▶ _Extracted entries_
* * * * *

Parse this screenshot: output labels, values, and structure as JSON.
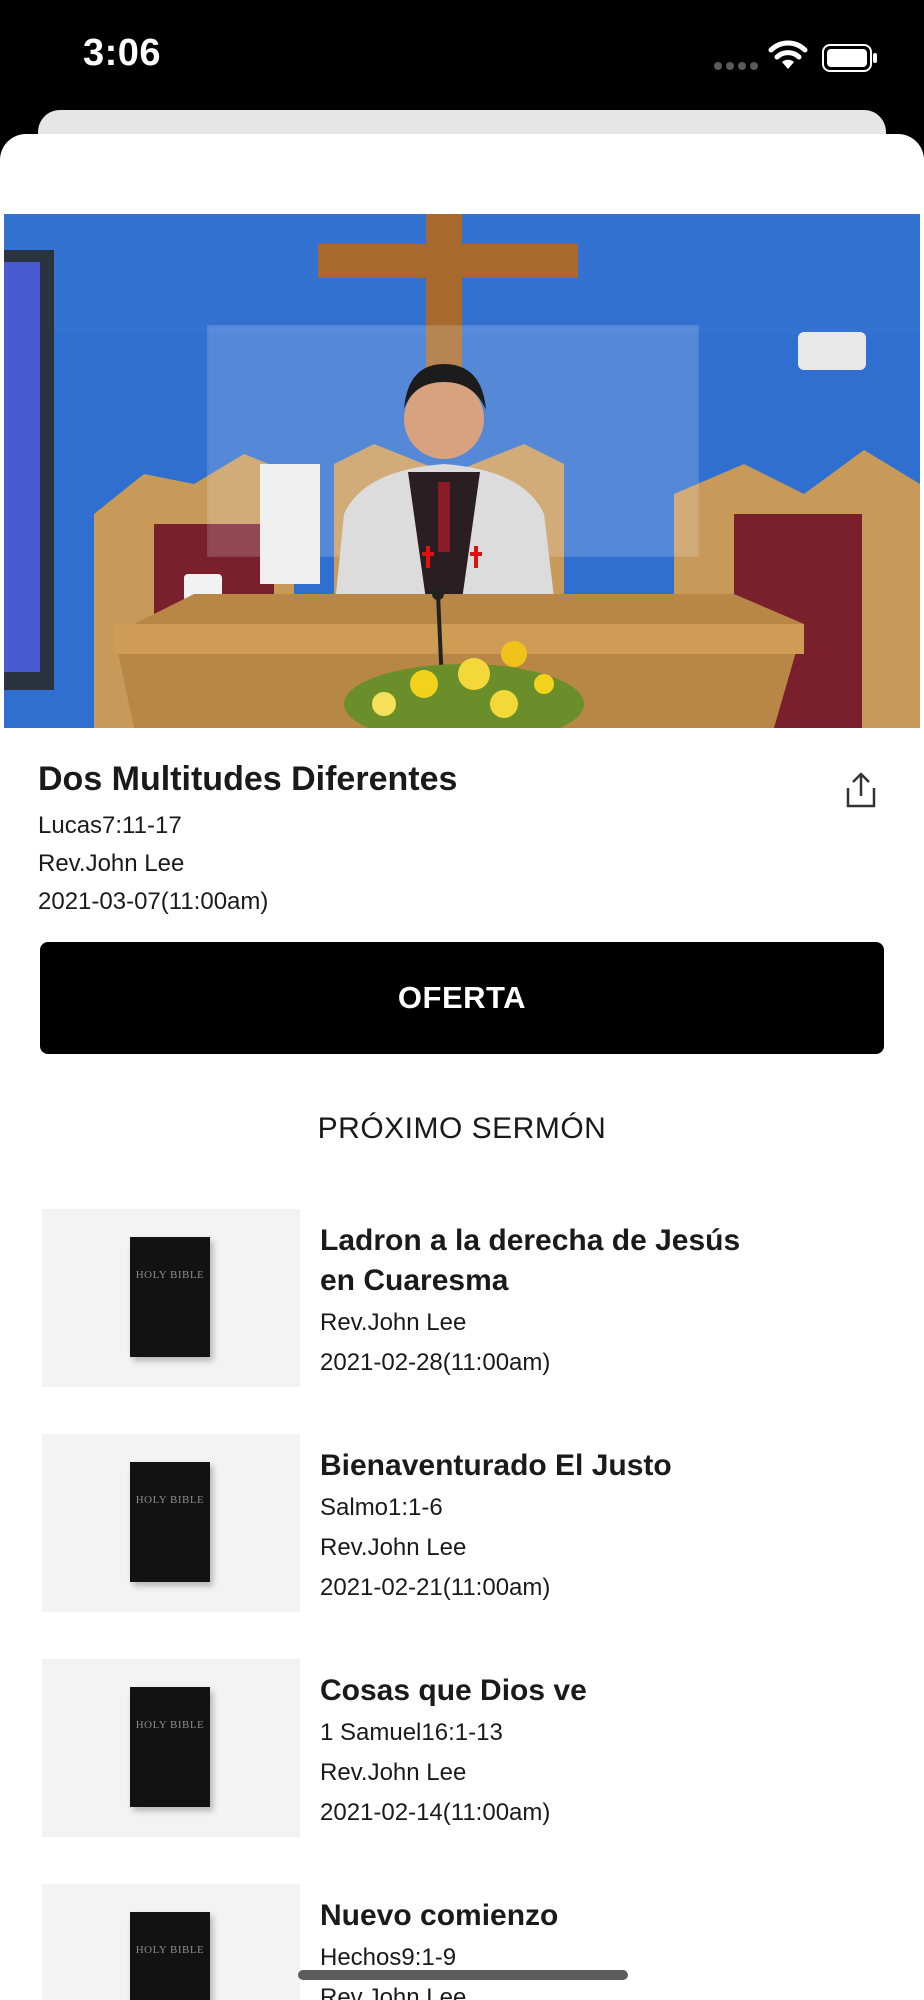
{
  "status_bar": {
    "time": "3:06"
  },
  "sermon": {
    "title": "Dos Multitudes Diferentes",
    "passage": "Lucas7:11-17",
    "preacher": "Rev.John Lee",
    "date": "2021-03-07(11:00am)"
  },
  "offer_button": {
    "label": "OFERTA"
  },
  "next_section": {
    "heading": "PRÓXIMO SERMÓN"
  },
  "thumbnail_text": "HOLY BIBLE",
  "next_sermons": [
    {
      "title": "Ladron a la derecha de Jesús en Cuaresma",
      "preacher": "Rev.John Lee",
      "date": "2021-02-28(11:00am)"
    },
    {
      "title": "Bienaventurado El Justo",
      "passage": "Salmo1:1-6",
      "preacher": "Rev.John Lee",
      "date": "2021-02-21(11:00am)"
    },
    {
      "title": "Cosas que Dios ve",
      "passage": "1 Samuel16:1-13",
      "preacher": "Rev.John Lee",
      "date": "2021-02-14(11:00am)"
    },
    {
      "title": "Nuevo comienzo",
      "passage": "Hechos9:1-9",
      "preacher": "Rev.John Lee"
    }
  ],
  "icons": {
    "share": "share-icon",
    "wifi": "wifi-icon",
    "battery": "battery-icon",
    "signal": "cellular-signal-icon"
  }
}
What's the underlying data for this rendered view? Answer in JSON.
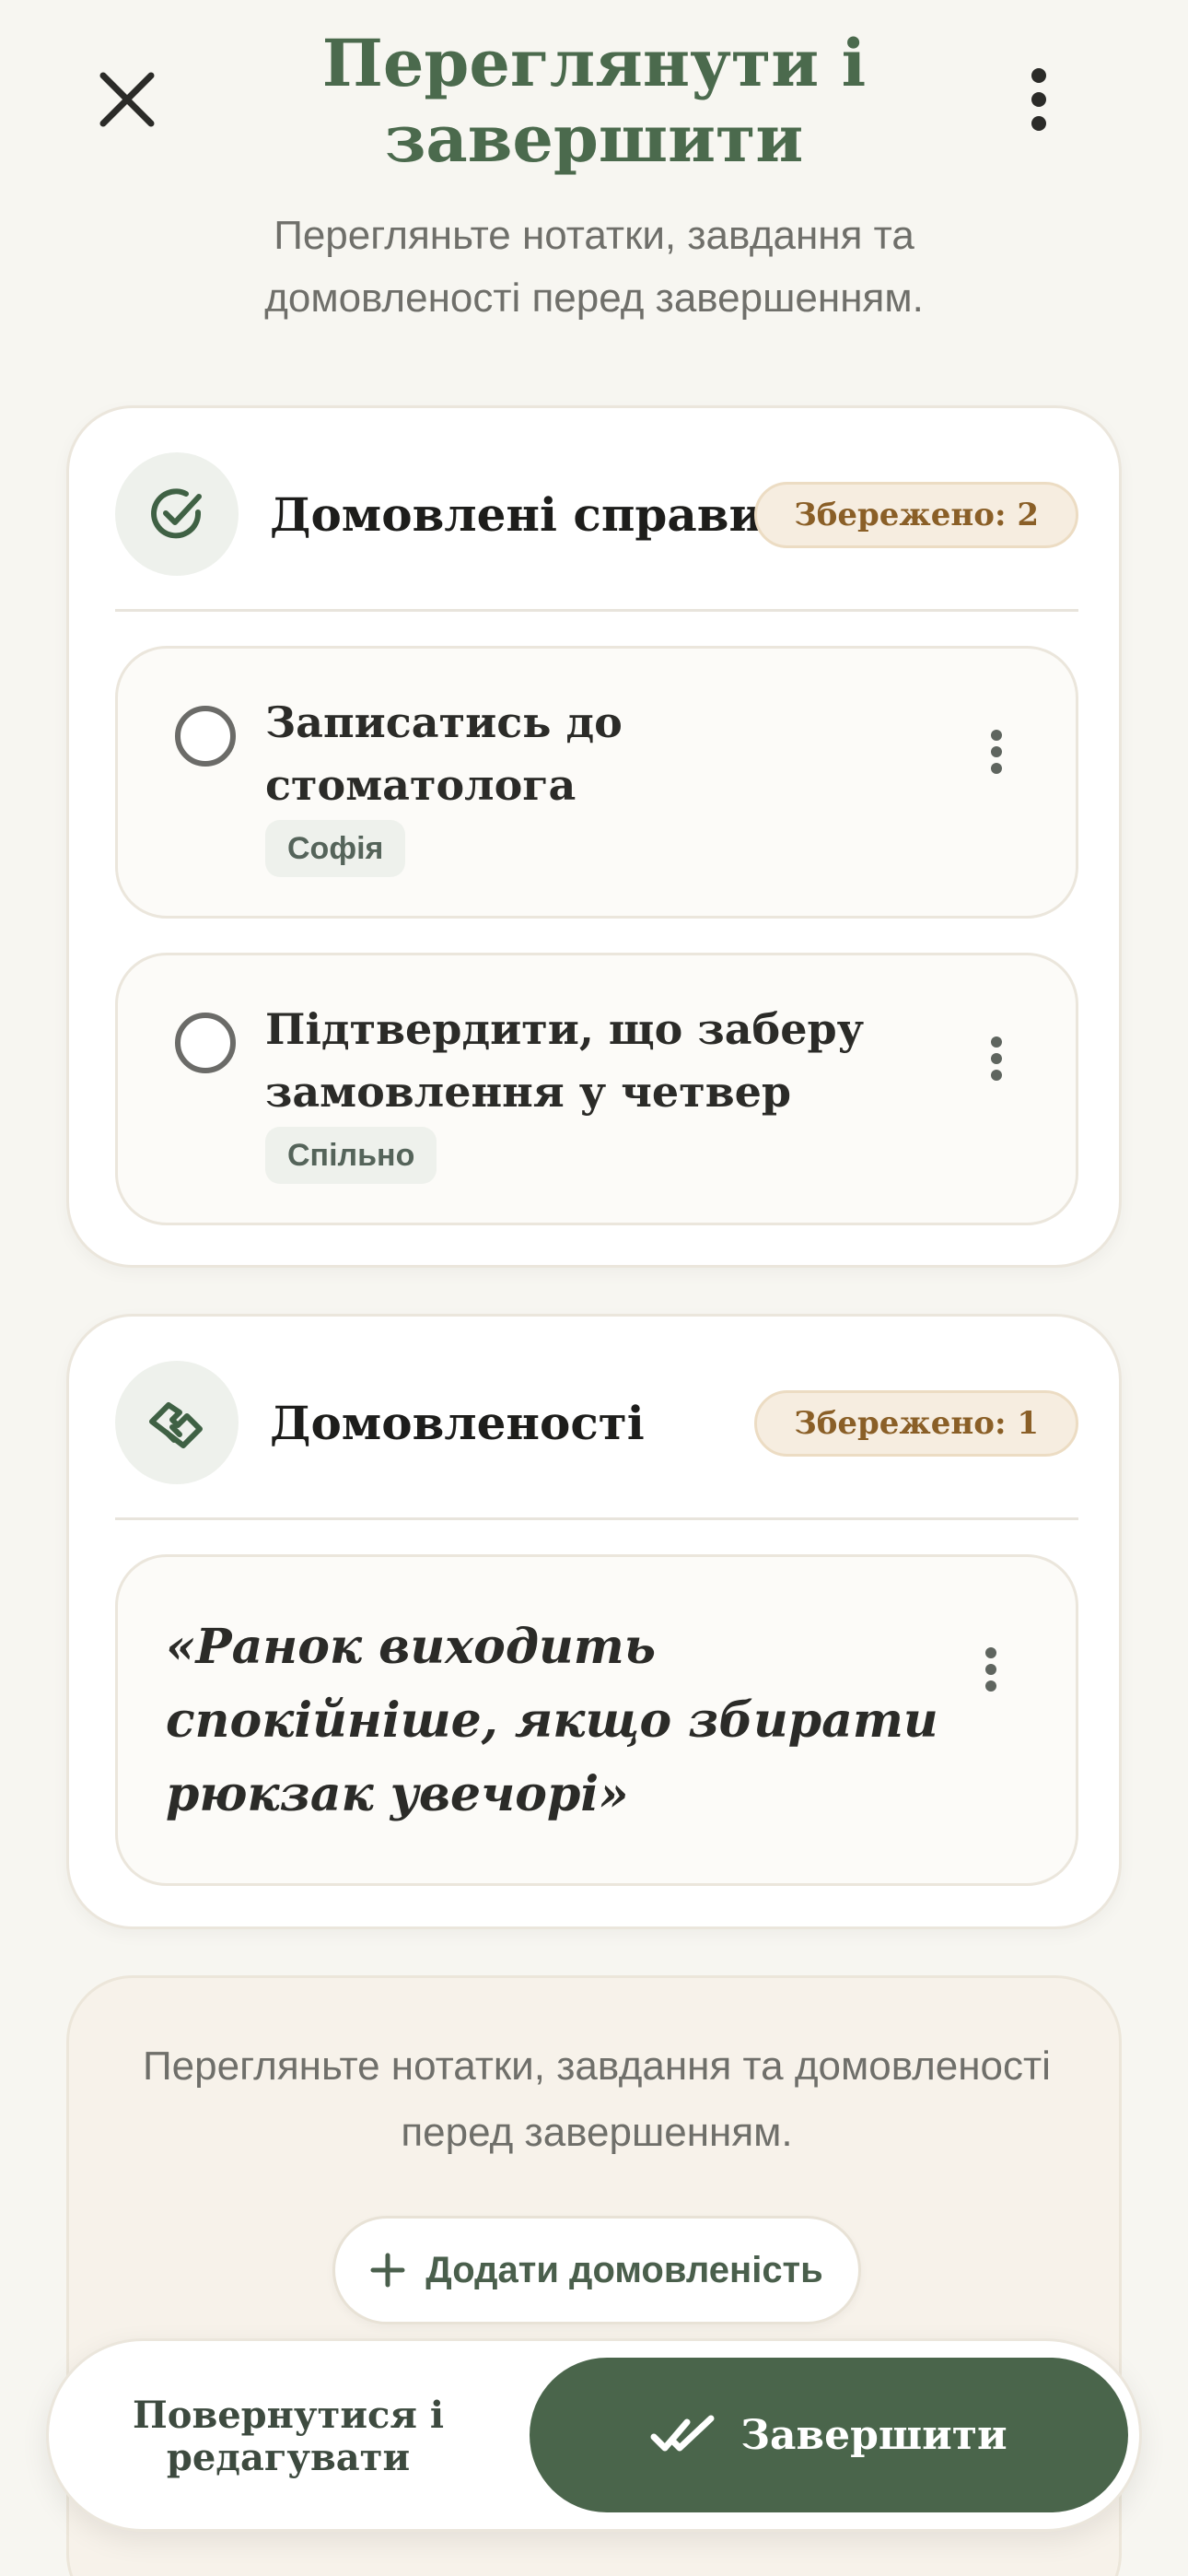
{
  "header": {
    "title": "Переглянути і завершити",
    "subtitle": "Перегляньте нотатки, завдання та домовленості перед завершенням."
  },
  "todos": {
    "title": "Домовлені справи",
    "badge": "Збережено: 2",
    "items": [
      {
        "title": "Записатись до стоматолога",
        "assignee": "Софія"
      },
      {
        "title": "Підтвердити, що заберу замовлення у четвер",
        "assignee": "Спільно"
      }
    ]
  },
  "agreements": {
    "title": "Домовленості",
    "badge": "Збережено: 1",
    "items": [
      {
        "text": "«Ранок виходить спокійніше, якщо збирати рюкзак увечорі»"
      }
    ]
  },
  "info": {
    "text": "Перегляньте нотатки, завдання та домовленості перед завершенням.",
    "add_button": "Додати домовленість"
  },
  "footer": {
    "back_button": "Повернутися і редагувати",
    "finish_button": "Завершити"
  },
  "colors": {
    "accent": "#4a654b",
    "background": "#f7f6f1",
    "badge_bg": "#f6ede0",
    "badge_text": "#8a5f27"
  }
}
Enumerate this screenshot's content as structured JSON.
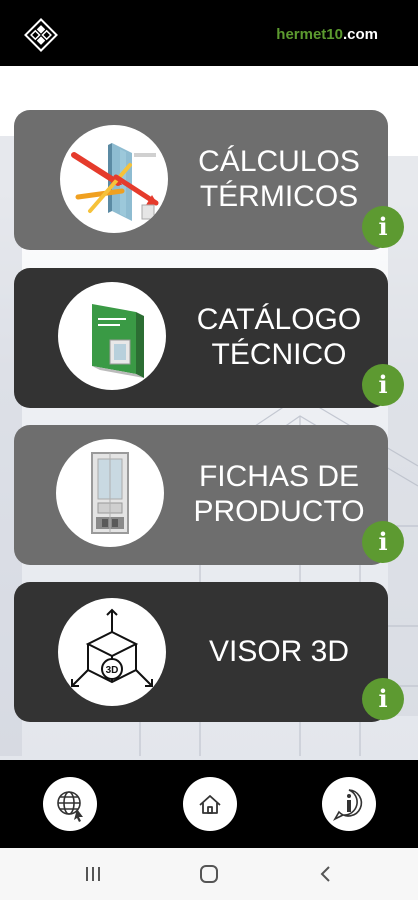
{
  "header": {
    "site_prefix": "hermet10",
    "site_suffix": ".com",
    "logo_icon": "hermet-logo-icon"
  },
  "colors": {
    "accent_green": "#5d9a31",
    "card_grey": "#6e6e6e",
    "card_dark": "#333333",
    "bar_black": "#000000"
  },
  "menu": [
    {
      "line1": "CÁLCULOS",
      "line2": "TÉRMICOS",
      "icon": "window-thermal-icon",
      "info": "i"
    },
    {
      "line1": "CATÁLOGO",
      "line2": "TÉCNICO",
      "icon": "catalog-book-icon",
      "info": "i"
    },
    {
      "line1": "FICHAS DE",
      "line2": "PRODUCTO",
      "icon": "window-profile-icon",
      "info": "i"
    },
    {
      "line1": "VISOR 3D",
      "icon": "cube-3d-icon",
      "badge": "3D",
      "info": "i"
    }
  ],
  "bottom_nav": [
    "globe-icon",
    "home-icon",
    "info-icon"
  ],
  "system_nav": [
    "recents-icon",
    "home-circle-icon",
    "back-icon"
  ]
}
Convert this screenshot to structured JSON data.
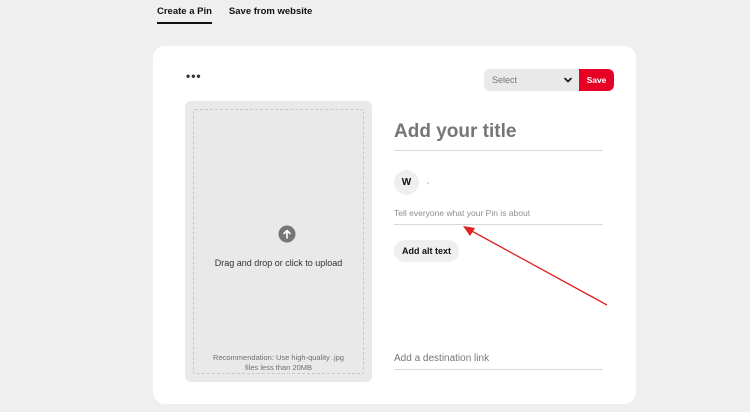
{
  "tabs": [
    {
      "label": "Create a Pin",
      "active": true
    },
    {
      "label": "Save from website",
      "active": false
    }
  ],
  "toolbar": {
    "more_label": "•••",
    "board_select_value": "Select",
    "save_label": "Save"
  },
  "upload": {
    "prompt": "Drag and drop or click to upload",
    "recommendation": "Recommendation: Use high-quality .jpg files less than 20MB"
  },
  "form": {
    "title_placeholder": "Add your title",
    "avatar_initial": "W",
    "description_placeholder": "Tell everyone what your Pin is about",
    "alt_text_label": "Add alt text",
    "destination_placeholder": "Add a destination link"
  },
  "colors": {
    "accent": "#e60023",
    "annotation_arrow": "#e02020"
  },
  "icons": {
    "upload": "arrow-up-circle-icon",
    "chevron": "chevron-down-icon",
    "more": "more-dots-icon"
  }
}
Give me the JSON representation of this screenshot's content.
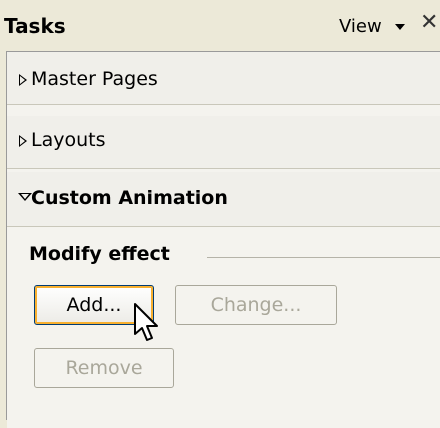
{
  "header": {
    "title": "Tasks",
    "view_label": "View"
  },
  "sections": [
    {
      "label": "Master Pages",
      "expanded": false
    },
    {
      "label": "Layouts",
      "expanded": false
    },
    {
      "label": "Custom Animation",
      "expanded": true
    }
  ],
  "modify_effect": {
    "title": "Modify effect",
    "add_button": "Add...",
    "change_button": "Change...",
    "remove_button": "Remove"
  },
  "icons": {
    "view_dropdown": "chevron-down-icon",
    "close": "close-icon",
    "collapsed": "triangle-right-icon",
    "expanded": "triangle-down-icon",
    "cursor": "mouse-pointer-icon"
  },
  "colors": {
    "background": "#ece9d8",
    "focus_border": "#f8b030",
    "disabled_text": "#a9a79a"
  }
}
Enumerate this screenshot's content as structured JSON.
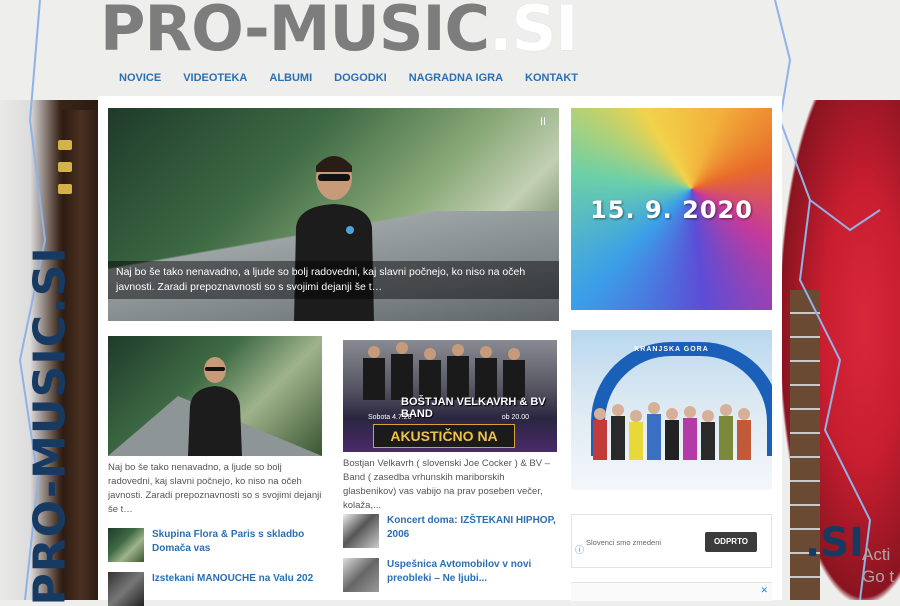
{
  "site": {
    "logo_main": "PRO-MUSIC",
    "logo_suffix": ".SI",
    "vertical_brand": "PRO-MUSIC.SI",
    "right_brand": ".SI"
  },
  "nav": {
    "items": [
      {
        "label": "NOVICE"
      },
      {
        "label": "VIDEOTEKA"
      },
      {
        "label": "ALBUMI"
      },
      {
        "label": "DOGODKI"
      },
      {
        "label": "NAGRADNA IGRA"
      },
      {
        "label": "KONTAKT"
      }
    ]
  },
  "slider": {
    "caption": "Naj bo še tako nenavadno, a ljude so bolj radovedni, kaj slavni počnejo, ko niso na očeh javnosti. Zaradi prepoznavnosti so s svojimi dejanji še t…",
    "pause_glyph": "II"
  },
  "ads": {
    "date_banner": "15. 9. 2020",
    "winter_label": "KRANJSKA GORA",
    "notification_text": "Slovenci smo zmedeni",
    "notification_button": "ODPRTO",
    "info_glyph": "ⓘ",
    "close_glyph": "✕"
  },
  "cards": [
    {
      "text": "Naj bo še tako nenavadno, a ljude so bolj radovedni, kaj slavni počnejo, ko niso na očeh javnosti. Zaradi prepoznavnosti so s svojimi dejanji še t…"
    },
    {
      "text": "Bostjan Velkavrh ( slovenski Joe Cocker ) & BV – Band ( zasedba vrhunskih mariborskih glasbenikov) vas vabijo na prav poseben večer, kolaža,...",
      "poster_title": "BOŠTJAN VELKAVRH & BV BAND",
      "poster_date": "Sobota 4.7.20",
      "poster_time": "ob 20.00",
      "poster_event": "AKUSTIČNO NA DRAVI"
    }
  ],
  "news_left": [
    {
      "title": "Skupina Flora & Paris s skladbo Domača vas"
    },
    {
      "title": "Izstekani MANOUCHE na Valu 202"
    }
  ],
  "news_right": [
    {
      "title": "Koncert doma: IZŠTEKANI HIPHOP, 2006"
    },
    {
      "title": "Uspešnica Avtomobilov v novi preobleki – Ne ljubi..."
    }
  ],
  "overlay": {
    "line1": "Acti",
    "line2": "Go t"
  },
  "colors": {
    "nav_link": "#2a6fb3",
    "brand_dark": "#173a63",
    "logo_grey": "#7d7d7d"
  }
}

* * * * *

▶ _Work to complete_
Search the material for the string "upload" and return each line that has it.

▶ _Solution for this exercise_
  "upload": {
    "prompt": "Drag and drop or click to upload",
    "upload": "arrow-up-circle-icon",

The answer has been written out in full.